The advice above may be useful for individuals who don’t struggle with any form of AUD. However, for individuals who are at risk for developing a dependence on alcohol or are already diagnosed with AUD, the safest option is complete abstinence. Individuals struggling with AUD are at a greater risk of a potentially deadly alcohol overdose, meaning that the advice typically recommended for healthy individuals is not suitable for them.4

Alcohol poisoning is a serious medical emergency that requires immediate treatment. If you suspect that someone has alcohol poisoning, call 911 immediately. It’s not safe to wait for the intoxicated individual to “sleep it off.” Until medical help arrives, it’s recommended that the person waiting with the struggling individual pays attention to the following:4, 7

  • Keep the struggling individual awake and walking around if possible,
  • Don’t give the struggling individual anything to eat or drink. This can make vomiting worse,
  • If they cannot stand, lay the struggling individual on their side to prevent choking if they vomit,
  • If the struggling individual is laying down, don’t leave them alone so they don’t turn on their back.

Alcohol Overdose Treatment Programs in Nevada 

There are many treatment centers in Nevada that specialize in AUD recovery. Treatment-seeking individuals can browse their options on SAMHSA’s treatment locator or they can opt for private treatment at the American Addiction Centers (AAC).5 AAC facilities offer a variety of evidence-based programs and services to help individuals struggling with AUD overcome their disorder.

Treatment-seeking individuals can access detoxification, medication for AUD, psychotherapy, and other support services in AAC’s facilities and increase their chances of a successful recovery from their illness.
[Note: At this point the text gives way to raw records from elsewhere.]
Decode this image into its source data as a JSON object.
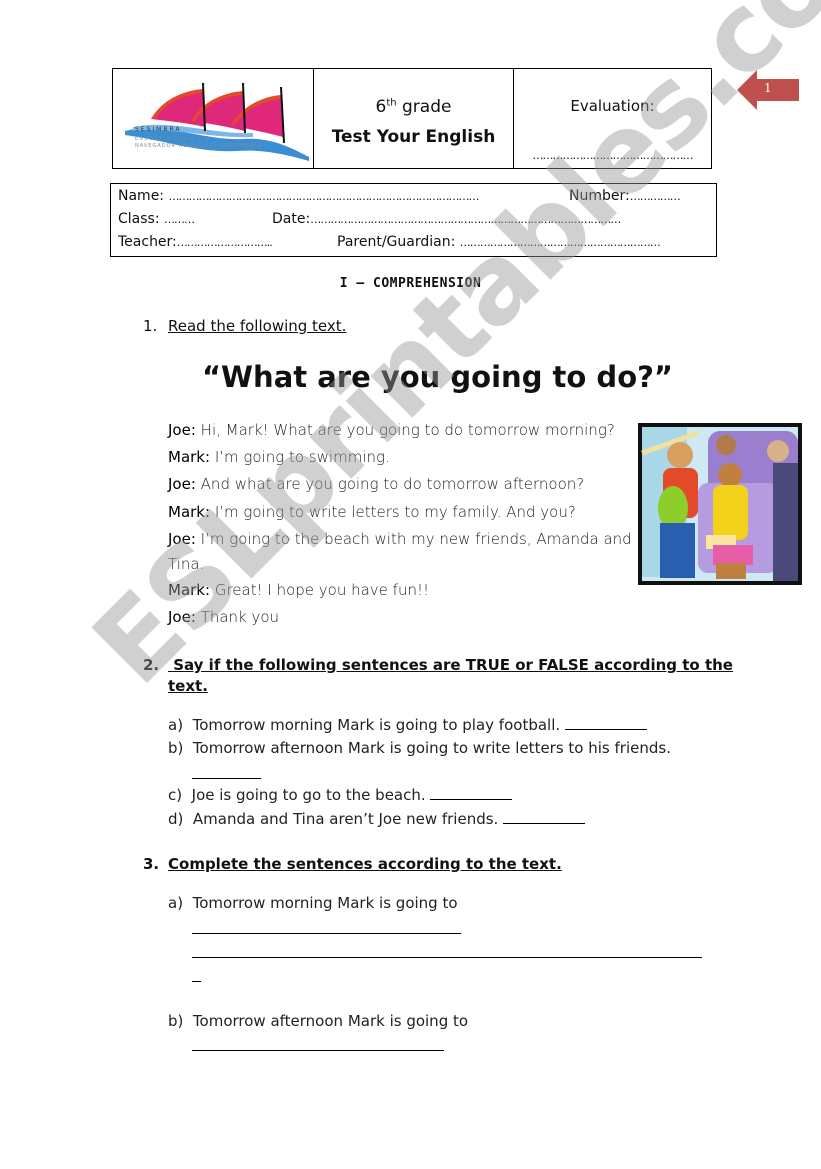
{
  "header": {
    "logo": {
      "school_town": "SESIMBRA",
      "school_line1": "ESCOLA BÁSICA 2,3",
      "school_line2": "NAVEGADOR RODRIGUES SOROMENHO"
    },
    "grade_number": "6",
    "grade_suffix": "th",
    "grade_word": "grade",
    "title": "Test Your English",
    "evaluation_label": "Evaluation:",
    "evaluation_dots": "…………………………………………"
  },
  "page_badge": {
    "number": "1",
    "color": "#c0504d"
  },
  "info": {
    "name_label": "Name:",
    "name_dots": "…………………………………………………………………………………",
    "number_label": "Number:",
    "number_dots": "……………",
    "class_label": "Class:",
    "class_dots": "………",
    "date_label": "Date:",
    "date_dots": "…………………………………………………………………………………",
    "teacher_label": "Teacher:",
    "teacher_dots": "………………………..",
    "parent_label": "Parent/Guardian:",
    "parent_dots": "……………………………………………………"
  },
  "section_title": "I – COMPREHENSION",
  "q1": {
    "number": "1.",
    "heading": "Read the following text."
  },
  "story": {
    "title": "“What are you going to do?”",
    "lines": [
      {
        "speaker": "Joe:",
        "text": "Hi, Mark! What are you going to do tomorrow morning?"
      },
      {
        "speaker": "Mark:",
        "text": "I’m going to swimming."
      },
      {
        "speaker": "Joe:",
        "text": "And what are you going to do tomorrow afternoon?"
      },
      {
        "speaker": "Mark:",
        "text": "I’m going to write letters to my family. And you?"
      },
      {
        "speaker": "Joe:",
        "text": "I’m going to the beach with my new friends, Amanda and"
      },
      {
        "speaker": "",
        "text": "Tina."
      },
      {
        "speaker": "Mark:",
        "text": "Great! I hope you have fun!!"
      },
      {
        "speaker": "Joe:",
        "text": "Thank you"
      }
    ],
    "illustration": "students-on-bus-clipart"
  },
  "q2": {
    "number": "2.",
    "heading_line1": " Say if the following sentences are TRUE or FALSE according to the",
    "heading_line2": "text.",
    "items": [
      {
        "label": "a)",
        "text": "Tomorrow morning Mark is going to play football."
      },
      {
        "label": "b)",
        "text": "Tomorrow afternoon Mark is going to write letters to his friends."
      },
      {
        "label": "c)",
        "text": "Joe is going to go to the beach."
      },
      {
        "label": "d)",
        "text": "Amanda and Tina aren’t Joe new friends."
      }
    ]
  },
  "q3": {
    "number": "3.",
    "heading": "Complete the sentences according to the text.",
    "items": [
      {
        "label": "a)",
        "text": "Tomorrow morning Mark is going to"
      },
      {
        "label": "b)",
        "text": "Tomorrow afternoon Mark is going to"
      }
    ]
  },
  "watermark": "ESLprintables.com"
}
Professionals at AAC can help individuals struggling with AUD explore and process the causes of their addiction, find out what their triggers are, learn how to manage their symptoms, and enable them to overcome their disorder.

Treatment-seeking individuals can reach an experienced rehab navigator at AAC’s hotline, where they can discuss their situation and find a solution. The navigator can help the struggling individual find a suitable form of payment for treatment, assess the stage of their disorder and find an appropriate facility for it, and much more.

It’s important to once again note that individuals experiencing an alcohol overdose need to be taken to an emergency room. This means that a treatment center is not appropriate for this situation and that the best course of action is to call 911.2 Once the struggling individual has been stabilized, they may move on to treatment at a rehab facility. If needed, the treatment-seeking individual will go through a detoxification process and their withdrawal symptoms will be medically handled.

Frequently Asked Questions